»»

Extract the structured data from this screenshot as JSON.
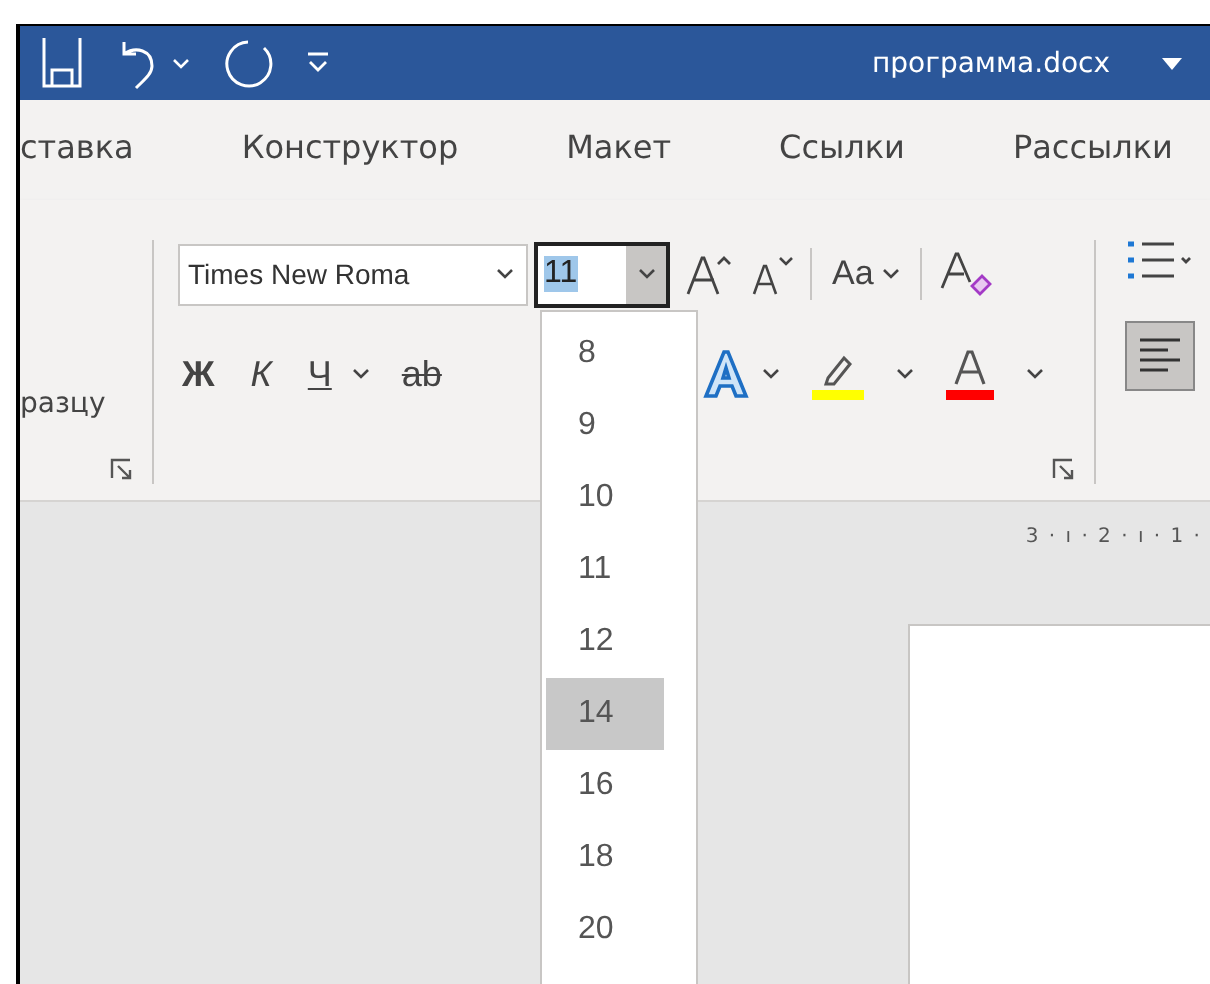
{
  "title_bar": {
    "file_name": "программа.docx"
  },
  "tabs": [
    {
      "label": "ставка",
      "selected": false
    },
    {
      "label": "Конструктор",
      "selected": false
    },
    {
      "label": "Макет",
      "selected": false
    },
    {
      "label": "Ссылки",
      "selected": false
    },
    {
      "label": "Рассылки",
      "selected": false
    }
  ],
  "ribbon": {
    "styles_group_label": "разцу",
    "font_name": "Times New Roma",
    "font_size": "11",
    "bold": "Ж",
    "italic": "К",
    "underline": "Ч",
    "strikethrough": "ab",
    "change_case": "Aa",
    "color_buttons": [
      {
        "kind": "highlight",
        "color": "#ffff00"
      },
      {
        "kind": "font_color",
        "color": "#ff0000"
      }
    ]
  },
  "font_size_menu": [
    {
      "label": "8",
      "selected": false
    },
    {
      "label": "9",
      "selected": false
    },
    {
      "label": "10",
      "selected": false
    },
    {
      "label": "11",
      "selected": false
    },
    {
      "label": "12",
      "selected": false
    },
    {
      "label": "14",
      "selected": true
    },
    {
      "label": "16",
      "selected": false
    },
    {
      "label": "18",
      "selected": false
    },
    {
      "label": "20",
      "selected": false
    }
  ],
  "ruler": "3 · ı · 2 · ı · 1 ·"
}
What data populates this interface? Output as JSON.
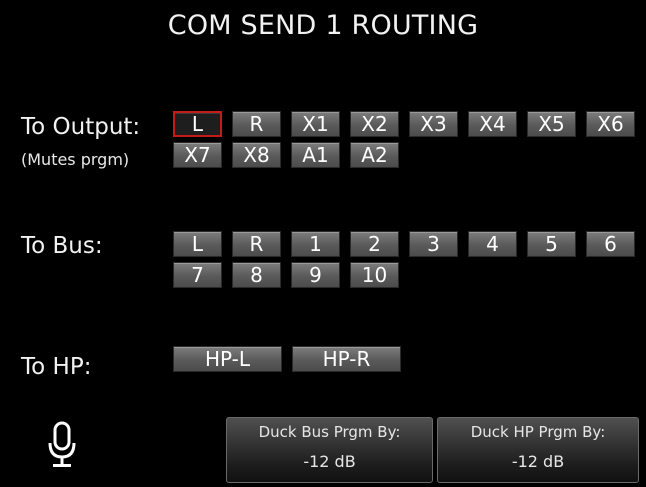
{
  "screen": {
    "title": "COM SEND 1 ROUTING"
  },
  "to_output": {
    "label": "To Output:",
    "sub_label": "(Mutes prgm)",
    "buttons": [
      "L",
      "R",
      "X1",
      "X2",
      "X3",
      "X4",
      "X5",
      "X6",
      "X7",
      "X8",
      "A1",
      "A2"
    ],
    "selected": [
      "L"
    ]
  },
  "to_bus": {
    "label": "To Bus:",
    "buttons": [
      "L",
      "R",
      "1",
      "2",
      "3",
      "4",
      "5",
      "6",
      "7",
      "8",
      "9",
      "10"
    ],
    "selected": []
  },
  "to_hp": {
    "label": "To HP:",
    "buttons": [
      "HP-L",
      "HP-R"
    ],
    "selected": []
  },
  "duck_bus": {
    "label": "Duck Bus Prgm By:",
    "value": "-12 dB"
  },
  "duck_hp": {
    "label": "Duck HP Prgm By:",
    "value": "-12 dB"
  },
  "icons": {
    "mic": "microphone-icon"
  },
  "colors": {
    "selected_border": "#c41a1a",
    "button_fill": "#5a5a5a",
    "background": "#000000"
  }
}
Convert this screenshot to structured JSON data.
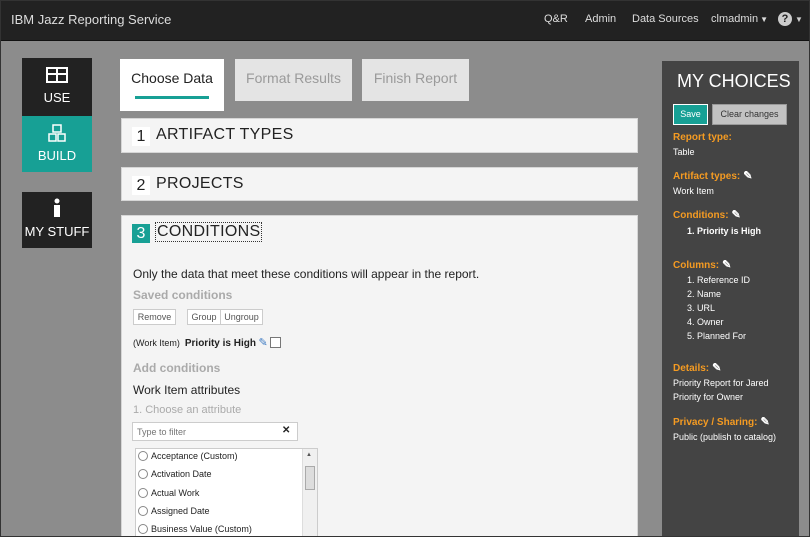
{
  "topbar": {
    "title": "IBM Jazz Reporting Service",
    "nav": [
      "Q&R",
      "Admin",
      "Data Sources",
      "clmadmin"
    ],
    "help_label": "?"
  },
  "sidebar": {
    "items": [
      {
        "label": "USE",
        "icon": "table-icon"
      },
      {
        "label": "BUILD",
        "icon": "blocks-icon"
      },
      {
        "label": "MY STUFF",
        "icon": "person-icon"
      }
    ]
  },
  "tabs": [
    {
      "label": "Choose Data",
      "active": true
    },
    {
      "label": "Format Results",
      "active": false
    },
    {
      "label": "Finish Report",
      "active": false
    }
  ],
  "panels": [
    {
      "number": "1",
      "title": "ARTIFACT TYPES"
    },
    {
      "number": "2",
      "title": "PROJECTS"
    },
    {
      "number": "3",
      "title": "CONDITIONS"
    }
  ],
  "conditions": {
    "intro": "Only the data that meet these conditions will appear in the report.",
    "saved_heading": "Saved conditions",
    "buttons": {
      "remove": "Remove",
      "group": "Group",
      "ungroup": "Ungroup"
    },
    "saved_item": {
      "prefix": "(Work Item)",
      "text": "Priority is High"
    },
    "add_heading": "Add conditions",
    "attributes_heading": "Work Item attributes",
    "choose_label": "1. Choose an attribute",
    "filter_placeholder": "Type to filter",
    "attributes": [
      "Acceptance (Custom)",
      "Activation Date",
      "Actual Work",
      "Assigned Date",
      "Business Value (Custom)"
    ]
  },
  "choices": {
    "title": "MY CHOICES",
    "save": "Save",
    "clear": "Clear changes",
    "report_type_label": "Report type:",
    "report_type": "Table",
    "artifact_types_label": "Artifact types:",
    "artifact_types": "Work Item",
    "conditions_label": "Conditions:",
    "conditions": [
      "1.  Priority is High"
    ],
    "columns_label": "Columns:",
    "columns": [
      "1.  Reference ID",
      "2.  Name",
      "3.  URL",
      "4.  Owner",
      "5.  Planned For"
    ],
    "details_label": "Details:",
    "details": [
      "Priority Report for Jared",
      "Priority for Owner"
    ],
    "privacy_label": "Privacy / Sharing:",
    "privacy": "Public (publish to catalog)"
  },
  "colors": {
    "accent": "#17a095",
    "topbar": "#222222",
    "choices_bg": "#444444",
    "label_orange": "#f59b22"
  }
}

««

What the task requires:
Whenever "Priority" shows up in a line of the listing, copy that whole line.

Reply:
      "text": "Priority is High"
      "1.  Priority is High"
      "Priority Report for Jared",
      "Priority for Owner"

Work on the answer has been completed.